What is being asked
Out of the lines below, please list those that hold the string "nHomepage".

__________________________________________________

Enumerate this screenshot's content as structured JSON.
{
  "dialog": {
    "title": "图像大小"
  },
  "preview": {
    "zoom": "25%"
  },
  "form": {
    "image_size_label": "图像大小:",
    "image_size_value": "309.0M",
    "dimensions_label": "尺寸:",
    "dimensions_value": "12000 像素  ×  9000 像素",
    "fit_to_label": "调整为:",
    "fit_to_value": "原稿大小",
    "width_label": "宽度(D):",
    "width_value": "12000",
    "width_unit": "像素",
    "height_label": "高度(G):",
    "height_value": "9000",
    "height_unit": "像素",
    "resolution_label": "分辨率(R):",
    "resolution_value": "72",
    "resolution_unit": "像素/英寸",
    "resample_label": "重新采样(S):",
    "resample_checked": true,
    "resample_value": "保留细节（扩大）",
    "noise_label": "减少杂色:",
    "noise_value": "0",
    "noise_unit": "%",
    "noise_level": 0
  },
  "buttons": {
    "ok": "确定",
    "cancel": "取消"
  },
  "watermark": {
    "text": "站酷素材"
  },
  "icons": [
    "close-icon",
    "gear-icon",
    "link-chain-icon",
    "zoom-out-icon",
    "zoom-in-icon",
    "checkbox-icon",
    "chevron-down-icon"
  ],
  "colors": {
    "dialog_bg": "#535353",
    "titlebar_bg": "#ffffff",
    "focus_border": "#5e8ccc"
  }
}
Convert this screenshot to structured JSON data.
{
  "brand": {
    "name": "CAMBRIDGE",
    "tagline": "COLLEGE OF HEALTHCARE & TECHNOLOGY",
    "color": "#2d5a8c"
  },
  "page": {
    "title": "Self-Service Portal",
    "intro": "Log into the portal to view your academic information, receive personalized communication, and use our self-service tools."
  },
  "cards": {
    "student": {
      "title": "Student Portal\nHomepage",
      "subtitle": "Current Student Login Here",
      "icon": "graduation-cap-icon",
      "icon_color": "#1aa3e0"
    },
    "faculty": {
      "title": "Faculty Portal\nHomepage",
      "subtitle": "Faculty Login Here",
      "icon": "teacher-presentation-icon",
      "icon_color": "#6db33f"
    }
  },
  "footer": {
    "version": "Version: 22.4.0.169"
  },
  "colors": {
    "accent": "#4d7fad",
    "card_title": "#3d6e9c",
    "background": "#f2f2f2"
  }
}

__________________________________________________

Response area
      "title": "Student Portal\nHomepage",
      "title": "Faculty Portal\nHomepage",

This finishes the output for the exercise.